##### Recorded information #####

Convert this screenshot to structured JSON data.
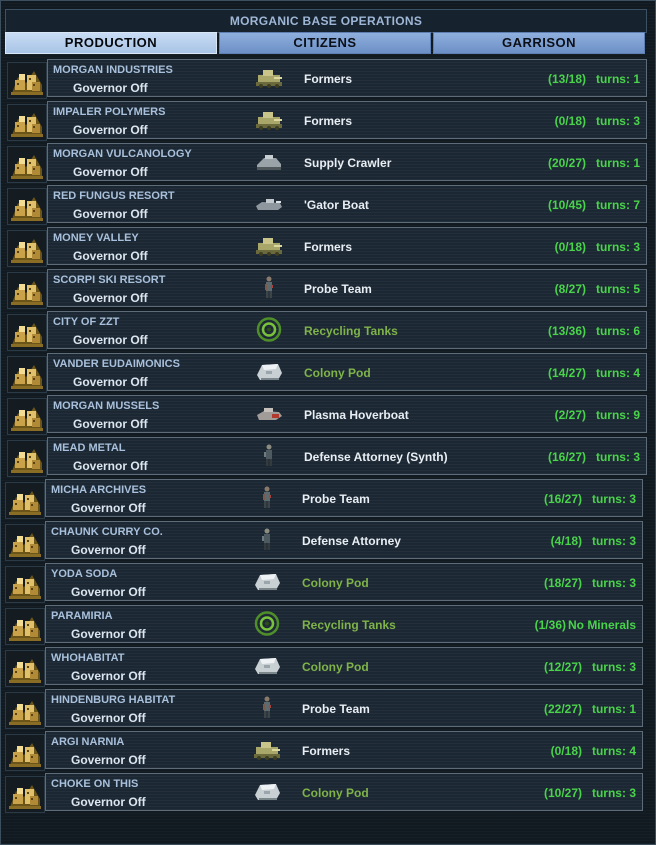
{
  "window": {
    "title": "MORGANIC BASE OPERATIONS"
  },
  "tabs": [
    {
      "label": "PRODUCTION",
      "active": true
    },
    {
      "label": "CITIZENS",
      "active": false
    },
    {
      "label": "GARRISON",
      "active": false
    }
  ],
  "bases": [
    {
      "name": "MORGAN INDUSTRIES",
      "governor": "Governor Off",
      "item": "Formers",
      "item_icon": "formers-icon",
      "facility": false,
      "progress": "(13/18)",
      "turns": "turns:  1"
    },
    {
      "name": "IMPALER POLYMERS",
      "governor": "Governor Off",
      "item": "Formers",
      "item_icon": "formers-icon",
      "facility": false,
      "progress": "(0/18)",
      "turns": "turns:  3"
    },
    {
      "name": "MORGAN VULCANOLOGY",
      "governor": "Governor Off",
      "item": "Supply Crawler",
      "item_icon": "supply-crawler-icon",
      "facility": false,
      "progress": "(20/27)",
      "turns": "turns:  1"
    },
    {
      "name": "RED FUNGUS RESORT",
      "governor": "Governor Off",
      "item": "'Gator Boat",
      "item_icon": "gator-boat-icon",
      "facility": false,
      "progress": "(10/45)",
      "turns": "turns:  7"
    },
    {
      "name": "MONEY VALLEY",
      "governor": "Governor Off",
      "item": "Formers",
      "item_icon": "formers-icon",
      "facility": false,
      "progress": "(0/18)",
      "turns": "turns:  3"
    },
    {
      "name": "SCORPI SKI RESORT",
      "governor": "Governor Off",
      "item": "Probe Team",
      "item_icon": "probe-team-icon",
      "facility": false,
      "progress": "(8/27)",
      "turns": "turns:  5"
    },
    {
      "name": "CITY OF ZZT",
      "governor": "Governor Off",
      "item": "Recycling Tanks",
      "item_icon": "recycling-tanks-icon",
      "facility": true,
      "progress": "(13/36)",
      "turns": "turns:  6"
    },
    {
      "name": "VANDER EUDAIMONICS",
      "governor": "Governor Off",
      "item": "Colony Pod",
      "item_icon": "colony-pod-icon",
      "facility": true,
      "progress": "(14/27)",
      "turns": "turns:  4"
    },
    {
      "name": "MORGAN MUSSELS",
      "governor": "Governor Off",
      "item": "Plasma Hoverboat",
      "item_icon": "hoverboat-icon",
      "facility": false,
      "progress": "(2/27)",
      "turns": "turns:  9"
    },
    {
      "name": "MEAD METAL",
      "governor": "Governor Off",
      "item": "Defense Attorney (Synth)",
      "item_icon": "defense-attorney-icon",
      "facility": false,
      "progress": "(16/27)",
      "turns": "turns:  3"
    },
    {
      "name": "MICHA ARCHIVES",
      "governor": "Governor Off",
      "item": "Probe Team",
      "item_icon": "probe-team-icon",
      "facility": false,
      "progress": "(16/27)",
      "turns": "turns:  3"
    },
    {
      "name": "CHAUNK CURRY CO.",
      "governor": "Governor Off",
      "item": "Defense Attorney",
      "item_icon": "defense-attorney-icon",
      "facility": false,
      "progress": "(4/18)",
      "turns": "turns:  3"
    },
    {
      "name": "YODA SODA",
      "governor": "Governor Off",
      "item": "Colony Pod",
      "item_icon": "colony-pod-icon",
      "facility": true,
      "progress": "(18/27)",
      "turns": "turns:  3"
    },
    {
      "name": "PARAMIRIA",
      "governor": "Governor Off",
      "item": "Recycling Tanks",
      "item_icon": "recycling-tanks-icon",
      "facility": true,
      "progress": "(1/36)",
      "turns": "No Minerals"
    },
    {
      "name": "WHOHABITAT",
      "governor": "Governor Off",
      "item": "Colony Pod",
      "item_icon": "colony-pod-icon",
      "facility": true,
      "progress": "(12/27)",
      "turns": "turns:  3"
    },
    {
      "name": "HINDENBURG HABITAT",
      "governor": "Governor Off",
      "item": "Probe Team",
      "item_icon": "probe-team-icon",
      "facility": false,
      "progress": "(22/27)",
      "turns": "turns:  1"
    },
    {
      "name": "ARGI NARNIA",
      "governor": "Governor Off",
      "item": "Formers",
      "item_icon": "formers-icon",
      "facility": false,
      "progress": "(0/18)",
      "turns": "turns:  4"
    },
    {
      "name": "CHOKE ON THIS",
      "governor": "Governor Off",
      "item": "Colony Pod",
      "item_icon": "colony-pod-icon",
      "facility": true,
      "progress": "(10/27)",
      "turns": "turns:  3"
    }
  ],
  "colors": {
    "accent_green": "#49d34b",
    "facility_text": "#7fb34a",
    "tab_active": "#c8dcf4",
    "tab_inactive": "#7a9ed3",
    "name_text": "#a8c0db"
  }
}
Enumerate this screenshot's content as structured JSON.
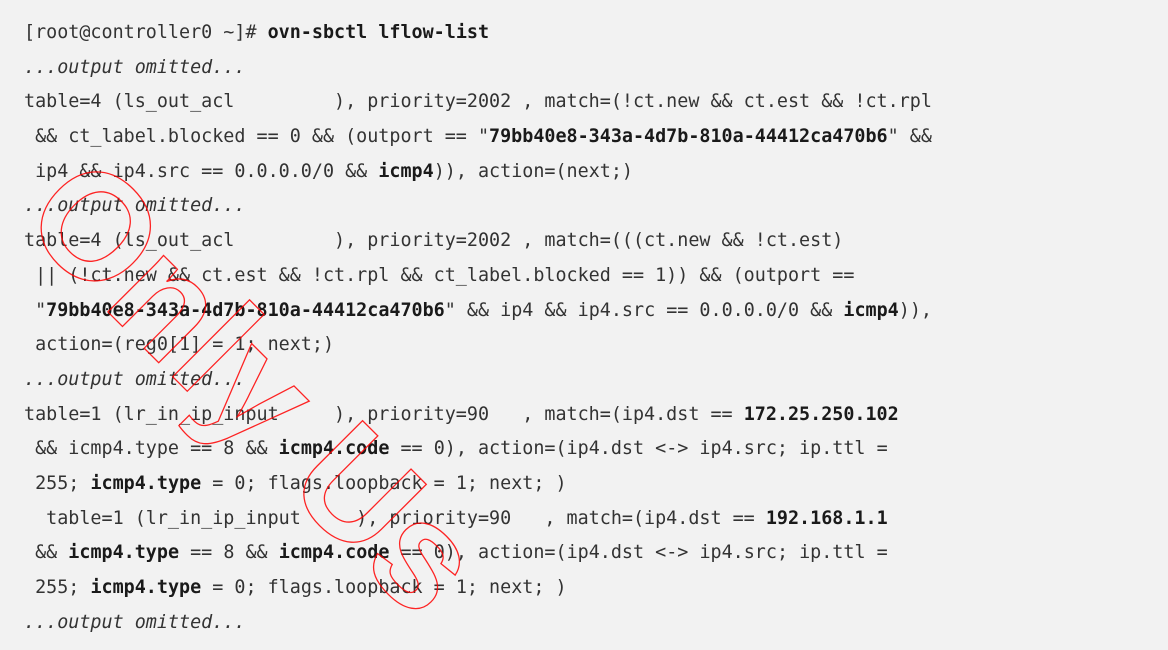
{
  "terminal": {
    "background": "#f2f2f2",
    "text_color": "#333333",
    "lines": [
      [
        {
          "t": "[root@controller0 ~]# "
        },
        {
          "t": "ovn-sbctl lflow-list",
          "s": "strong"
        }
      ],
      [
        {
          "t": "...output omitted...",
          "s": "em"
        }
      ],
      [
        {
          "t": "table=4 (ls_out_acl         ), priority=2002 , match=(!ct.new && ct.est && !ct.rpl"
        }
      ],
      [
        {
          "t": " && ct_label.blocked == 0 && (outport == \""
        },
        {
          "t": "79bb40e8-343a-4d7b-810a-44412ca470b6",
          "s": "strong"
        },
        {
          "t": "\" &&"
        }
      ],
      [
        {
          "t": " ip4 && ip4.src == 0.0.0.0/0 && "
        },
        {
          "t": "icmp4",
          "s": "strong"
        },
        {
          "t": ")), action=(next;)"
        }
      ],
      [
        {
          "t": "...output omitted...",
          "s": "em"
        }
      ],
      [
        {
          "t": "table=4 (ls_out_acl         ), priority=2002 , match=(((ct.new && !ct.est)"
        }
      ],
      [
        {
          "t": " || (!ct.new && ct.est && !ct.rpl && ct_label.blocked == 1)) && (outport =="
        }
      ],
      [
        {
          "t": " \""
        },
        {
          "t": "79bb40e8-343a-4d7b-810a-44412ca470b6",
          "s": "strong"
        },
        {
          "t": "\" && ip4 && ip4.src == 0.0.0.0/0 && "
        },
        {
          "t": "icmp4",
          "s": "strong"
        },
        {
          "t": ")),"
        }
      ],
      [
        {
          "t": " action=(reg0[1] = 1; next;)"
        }
      ],
      [
        {
          "t": "...output omitted...",
          "s": "em"
        }
      ],
      [
        {
          "t": "table=1 (lr_in_ip_input     ), priority=90   , match=(ip4.dst == "
        },
        {
          "t": "172.25.250.102",
          "s": "strong"
        }
      ],
      [
        {
          "t": " && icmp4.type == 8 && "
        },
        {
          "t": "icmp4.code",
          "s": "strong"
        },
        {
          "t": " == 0), action=(ip4.dst <-> ip4.src; ip.ttl ="
        }
      ],
      [
        {
          "t": " 255; "
        },
        {
          "t": "icmp4.type",
          "s": "strong"
        },
        {
          "t": " = 0; flags.loopback = 1; next; )"
        }
      ],
      [
        {
          "t": "  table=1 (lr_in_ip_input     ), priority=90   , match=(ip4.dst == "
        },
        {
          "t": "192.168.1.1",
          "s": "strong"
        }
      ],
      [
        {
          "t": " && "
        },
        {
          "t": "icmp4.type",
          "s": "strong"
        },
        {
          "t": " == 8 && "
        },
        {
          "t": "icmp4.code",
          "s": "strong"
        },
        {
          "t": " == 0), action=(ip4.dst <-> ip4.src; ip.ttl ="
        }
      ],
      [
        {
          "t": " 255; "
        },
        {
          "t": "icmp4.type",
          "s": "strong"
        },
        {
          "t": " = 0; flags.loopback = 1; next; )"
        }
      ],
      [
        {
          "t": "...output omitted...",
          "s": "em"
        }
      ]
    ]
  },
  "watermark": {
    "text": "Only Us",
    "color": "#ff0000",
    "opacity": 0.85
  }
}
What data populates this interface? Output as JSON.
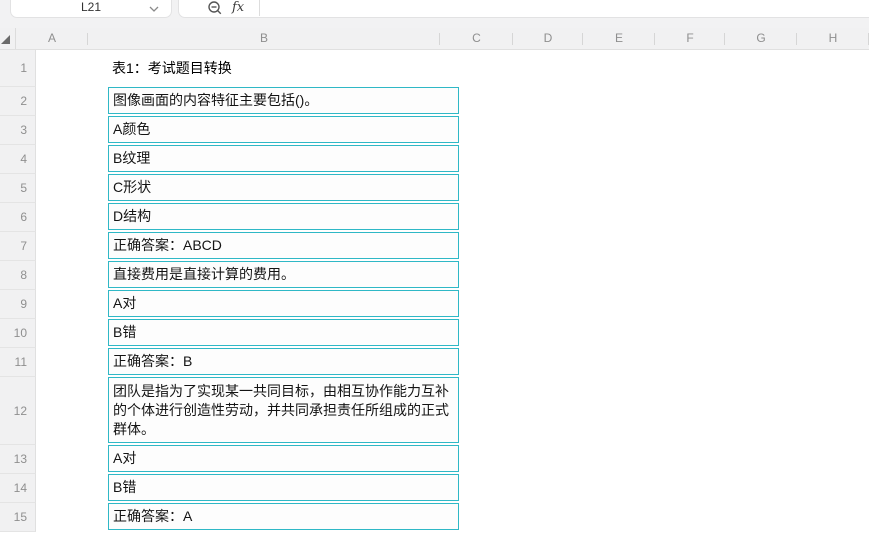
{
  "toolbar": {
    "cell_reference": "L21",
    "fx_label": "fx",
    "icons": {
      "name_box_dropdown": "chevron-down-icon",
      "formula_zoom": "zoom-out-icon",
      "function": "fx-icon"
    }
  },
  "grid": {
    "column_headers": [
      "A",
      "B",
      "C",
      "D",
      "E",
      "F",
      "G",
      "H"
    ],
    "row_numbers": [
      "1",
      "2",
      "3",
      "4",
      "5",
      "6",
      "7",
      "8",
      "9",
      "10",
      "11",
      "12",
      "13",
      "14",
      "15"
    ]
  },
  "content": {
    "title": "表1：考试题目转换",
    "cells": [
      {
        "row": "2",
        "text": "图像画面的内容特征主要包括()。"
      },
      {
        "row": "3",
        "text": "A颜色"
      },
      {
        "row": "4",
        "text": "B纹理"
      },
      {
        "row": "5",
        "text": "C形状"
      },
      {
        "row": "6",
        "text": "D结构"
      },
      {
        "row": "7",
        "text": "正确答案：ABCD"
      },
      {
        "row": "8",
        "text": "直接费用是直接计算的费用。"
      },
      {
        "row": "9",
        "text": "A对"
      },
      {
        "row": "10",
        "text": "B错"
      },
      {
        "row": "11",
        "text": "正确答案：B"
      },
      {
        "row": "12",
        "text": "团队是指为了实现某一共同目标，由相互协作能力互补的个体进行创造性劳动，并共同承担责任所组成的正式群体。"
      },
      {
        "row": "13",
        "text": "A对"
      },
      {
        "row": "14",
        "text": "B错"
      },
      {
        "row": "15",
        "text": "正确答案：A"
      }
    ]
  },
  "colors": {
    "cell_border": "#2fb8c6",
    "header_bg": "#f1f1f2",
    "toolbar_bg": "#f2f2f3",
    "header_text": "#8f8f8f"
  }
}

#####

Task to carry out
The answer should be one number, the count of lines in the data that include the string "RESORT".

Answer for the task
2